Deoxyribonucleic acid enzymes (deoxyribozymes or DNAzymes), i.e., DNA oligonucleotides that can promote specific chemical reactions, are powerful research tools because of their functional diversity, stability, and synthetic accessibility. In addition, their functions can be readily modified by artificial evolution.
Edward A. Curtis and colleagues, Institute of Organic Chemistry and Biochemistry (IOCB) of the Czech Academy of Sciences, Prague, have developed a DNAzyme that catalyzes a chemiluminescent reaction. The starting point was a 1,2-dioxetane substrate called CDP-Star. In its phosphorylated form, CDP-Star is stable. However, when it is dephosphorylated, it decomposes and light is produced. Artificial evolution was used to search a library of 1016 DNA sequences for DNAzymes that transfer the phosphate group from CDP-Star to themselves (pictured below). A DNAzyme which the team named Supernova produced light 6,500 times more efficiently than the background reaction.
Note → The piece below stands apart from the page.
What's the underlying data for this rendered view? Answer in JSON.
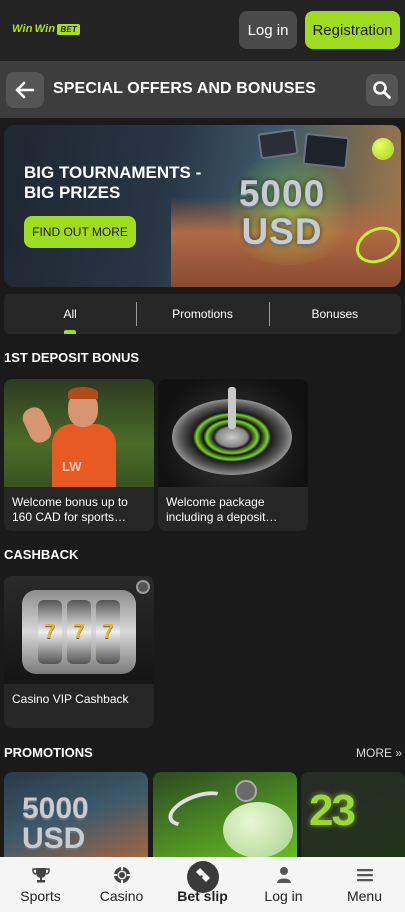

A programmable version of Supernova was also constructed, which only produced light in the presence of a DNA molecule complementary to its 3’ end. This shows that Supernova can be used to detect ligands in solution without the need for wash steps or biochemical purification. The researchers believe that such sensors could be particularly useful for applications such as point-of-care assays and high-throughput screenings.
- Supernova: a deoxyribozyme that catalyzes a chemiluminescent reaction,
Katerina Svehlova, Ondřej Lukšan, Martin Jakubec, Edward Curtis,
Angew. Chem. Int. Ed. 2021.